== Segment start ==

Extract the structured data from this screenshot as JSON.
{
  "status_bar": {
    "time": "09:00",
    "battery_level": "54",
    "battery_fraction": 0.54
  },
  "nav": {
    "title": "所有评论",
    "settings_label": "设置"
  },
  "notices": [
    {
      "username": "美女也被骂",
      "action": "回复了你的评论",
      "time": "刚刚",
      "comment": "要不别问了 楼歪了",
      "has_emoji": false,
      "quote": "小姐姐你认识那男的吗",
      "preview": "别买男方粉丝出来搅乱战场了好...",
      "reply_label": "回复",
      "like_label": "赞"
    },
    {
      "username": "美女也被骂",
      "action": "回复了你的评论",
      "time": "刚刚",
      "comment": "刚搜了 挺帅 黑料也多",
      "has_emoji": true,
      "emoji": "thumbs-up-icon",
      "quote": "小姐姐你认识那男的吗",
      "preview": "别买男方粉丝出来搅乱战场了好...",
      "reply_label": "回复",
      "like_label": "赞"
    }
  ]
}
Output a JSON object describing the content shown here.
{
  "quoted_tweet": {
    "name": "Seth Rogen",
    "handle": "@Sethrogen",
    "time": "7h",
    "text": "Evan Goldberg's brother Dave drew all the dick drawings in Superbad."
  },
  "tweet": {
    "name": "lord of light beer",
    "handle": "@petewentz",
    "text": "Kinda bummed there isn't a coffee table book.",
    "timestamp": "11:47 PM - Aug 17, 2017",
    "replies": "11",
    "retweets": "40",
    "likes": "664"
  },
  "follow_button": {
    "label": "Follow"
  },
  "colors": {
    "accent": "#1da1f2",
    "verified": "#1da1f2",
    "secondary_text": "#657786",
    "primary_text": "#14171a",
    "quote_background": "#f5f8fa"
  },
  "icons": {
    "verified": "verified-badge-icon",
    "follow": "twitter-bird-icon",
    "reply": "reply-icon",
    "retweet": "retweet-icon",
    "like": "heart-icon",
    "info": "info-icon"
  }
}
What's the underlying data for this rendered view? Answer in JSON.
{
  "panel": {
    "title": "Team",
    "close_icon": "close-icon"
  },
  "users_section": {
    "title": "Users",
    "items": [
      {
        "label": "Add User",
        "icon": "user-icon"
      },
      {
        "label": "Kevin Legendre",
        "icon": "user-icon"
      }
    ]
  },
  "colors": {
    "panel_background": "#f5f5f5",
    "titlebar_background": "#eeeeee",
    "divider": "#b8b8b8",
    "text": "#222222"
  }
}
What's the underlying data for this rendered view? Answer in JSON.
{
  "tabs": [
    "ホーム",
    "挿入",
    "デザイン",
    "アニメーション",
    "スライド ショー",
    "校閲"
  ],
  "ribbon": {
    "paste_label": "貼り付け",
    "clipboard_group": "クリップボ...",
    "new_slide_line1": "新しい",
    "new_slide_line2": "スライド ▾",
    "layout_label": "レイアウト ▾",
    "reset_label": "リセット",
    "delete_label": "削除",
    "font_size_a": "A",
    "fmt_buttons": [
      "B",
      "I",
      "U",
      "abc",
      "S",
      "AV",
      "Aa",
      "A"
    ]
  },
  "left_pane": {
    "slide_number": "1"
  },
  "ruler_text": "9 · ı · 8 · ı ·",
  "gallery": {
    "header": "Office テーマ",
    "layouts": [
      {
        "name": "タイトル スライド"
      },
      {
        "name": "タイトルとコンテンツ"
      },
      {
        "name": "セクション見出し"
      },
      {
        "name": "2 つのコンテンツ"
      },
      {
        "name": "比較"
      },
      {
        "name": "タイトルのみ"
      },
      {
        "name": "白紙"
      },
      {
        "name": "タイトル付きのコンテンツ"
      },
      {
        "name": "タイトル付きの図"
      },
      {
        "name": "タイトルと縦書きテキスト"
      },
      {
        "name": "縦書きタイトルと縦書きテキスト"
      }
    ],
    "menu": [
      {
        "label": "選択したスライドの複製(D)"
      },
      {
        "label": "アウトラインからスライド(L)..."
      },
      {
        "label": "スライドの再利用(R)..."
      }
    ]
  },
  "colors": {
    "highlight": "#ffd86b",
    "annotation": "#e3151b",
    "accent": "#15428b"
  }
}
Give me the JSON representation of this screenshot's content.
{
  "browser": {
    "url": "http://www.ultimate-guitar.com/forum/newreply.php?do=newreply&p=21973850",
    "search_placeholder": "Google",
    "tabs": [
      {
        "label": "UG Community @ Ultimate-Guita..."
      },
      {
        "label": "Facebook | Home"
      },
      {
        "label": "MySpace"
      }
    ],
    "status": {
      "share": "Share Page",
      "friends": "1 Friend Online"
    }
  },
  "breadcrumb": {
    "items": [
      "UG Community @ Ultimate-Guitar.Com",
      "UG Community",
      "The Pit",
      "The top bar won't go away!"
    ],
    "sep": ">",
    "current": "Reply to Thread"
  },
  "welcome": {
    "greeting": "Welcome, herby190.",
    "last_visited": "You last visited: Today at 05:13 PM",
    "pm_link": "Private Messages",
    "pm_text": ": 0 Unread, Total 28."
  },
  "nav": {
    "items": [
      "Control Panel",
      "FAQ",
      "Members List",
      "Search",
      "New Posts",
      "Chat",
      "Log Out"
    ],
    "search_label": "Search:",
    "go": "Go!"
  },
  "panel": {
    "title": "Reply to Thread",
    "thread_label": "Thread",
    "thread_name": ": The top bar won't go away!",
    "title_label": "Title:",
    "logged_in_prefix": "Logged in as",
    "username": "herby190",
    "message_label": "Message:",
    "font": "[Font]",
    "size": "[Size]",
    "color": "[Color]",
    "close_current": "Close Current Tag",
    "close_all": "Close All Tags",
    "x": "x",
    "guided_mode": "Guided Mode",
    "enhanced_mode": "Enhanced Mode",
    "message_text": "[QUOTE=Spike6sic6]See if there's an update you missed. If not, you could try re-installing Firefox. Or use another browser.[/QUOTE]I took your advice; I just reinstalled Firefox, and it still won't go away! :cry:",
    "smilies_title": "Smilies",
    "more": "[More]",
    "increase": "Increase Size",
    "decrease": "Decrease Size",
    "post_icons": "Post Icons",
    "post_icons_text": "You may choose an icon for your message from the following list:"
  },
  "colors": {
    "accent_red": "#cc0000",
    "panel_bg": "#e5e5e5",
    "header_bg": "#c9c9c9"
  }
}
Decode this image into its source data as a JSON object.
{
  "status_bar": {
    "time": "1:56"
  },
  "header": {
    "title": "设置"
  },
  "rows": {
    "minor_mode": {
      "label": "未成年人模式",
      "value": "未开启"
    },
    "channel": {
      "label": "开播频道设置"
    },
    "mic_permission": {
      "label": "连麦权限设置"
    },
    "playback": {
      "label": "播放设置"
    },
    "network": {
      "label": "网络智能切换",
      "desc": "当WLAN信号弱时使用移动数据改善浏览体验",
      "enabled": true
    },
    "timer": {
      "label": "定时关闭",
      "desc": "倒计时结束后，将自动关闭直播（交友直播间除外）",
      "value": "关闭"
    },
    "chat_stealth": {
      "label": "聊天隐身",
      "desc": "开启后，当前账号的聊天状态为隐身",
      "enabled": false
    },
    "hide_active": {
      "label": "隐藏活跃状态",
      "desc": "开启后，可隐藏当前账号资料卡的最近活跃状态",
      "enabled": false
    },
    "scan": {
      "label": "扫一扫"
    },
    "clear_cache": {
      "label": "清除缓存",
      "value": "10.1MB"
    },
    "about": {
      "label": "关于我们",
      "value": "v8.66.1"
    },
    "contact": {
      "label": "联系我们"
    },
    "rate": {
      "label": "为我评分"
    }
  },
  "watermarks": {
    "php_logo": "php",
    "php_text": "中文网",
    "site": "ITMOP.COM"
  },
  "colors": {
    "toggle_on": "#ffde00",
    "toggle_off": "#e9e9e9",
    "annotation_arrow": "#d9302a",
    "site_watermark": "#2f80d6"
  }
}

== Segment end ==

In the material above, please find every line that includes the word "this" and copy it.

Exercise output:
Extract the structured data from this screenshot as JSON.
What's the underlying data for this rendered view? Answer in JSON.
What's the underlying data for this rendered view? Answer in JSON.
Give me the JSON representation of this screenshot's content.
Decode this image into its source data as a JSON object.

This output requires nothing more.